Task goal: The whole of the data is to be duplicated precisely.

Stored items
-=-=-

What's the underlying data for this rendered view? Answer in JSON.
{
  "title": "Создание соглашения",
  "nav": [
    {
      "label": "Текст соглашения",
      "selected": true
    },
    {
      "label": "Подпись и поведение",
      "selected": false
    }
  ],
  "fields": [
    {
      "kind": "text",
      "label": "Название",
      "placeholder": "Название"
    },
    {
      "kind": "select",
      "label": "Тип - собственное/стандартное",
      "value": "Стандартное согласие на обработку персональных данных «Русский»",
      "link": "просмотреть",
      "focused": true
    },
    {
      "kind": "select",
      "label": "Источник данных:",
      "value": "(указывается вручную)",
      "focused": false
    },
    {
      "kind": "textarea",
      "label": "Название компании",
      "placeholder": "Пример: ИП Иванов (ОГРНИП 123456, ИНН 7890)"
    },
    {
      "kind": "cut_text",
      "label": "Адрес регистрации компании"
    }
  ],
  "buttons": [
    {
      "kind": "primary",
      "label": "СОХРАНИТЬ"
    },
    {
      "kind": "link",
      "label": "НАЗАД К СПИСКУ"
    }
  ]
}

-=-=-

Task response:
What's the underlying data for this rendered view? Answer in JSON.
{
  "title": "Создание соглашения",
  "nav": [
    {
      "label": "Текст соглашения",
      "selected": true
    },
    {
      "label": "Подпись и поведение",
      "selected": false
    }
  ],
  "fields": [
    {
      "kind": "text",
      "label": "Название",
      "placeholder": "Название"
    },
    {
      "kind": "select",
      "label": "Тип - собственное/стандартное",
      "value": "Стандартное согласие на обработку персональных данных «Русский»",
      "link": "просмотреть",
      "focused": true
    },
    {
      "kind": "select",
      "label": "Источник данных:",
      "value": "(указывается вручную)",
      "focused": false
    },
    {
      "kind": "textarea",
      "label": "Название компании",
      "placeholder": "Пример: ИП Иванов (ОГРНИП 123456, ИНН 7890)"
    },
    {
      "kind": "cut_text",
      "label": "Адрес регистрации компании"
    }
  ],
  "buttons": [
    {
      "kind": "primary",
      "label": "СОХРАНИТЬ"
    },
    {
      "kind": "link",
      "label": "НАЗАД К СПИСКУ"
    }
  ]
}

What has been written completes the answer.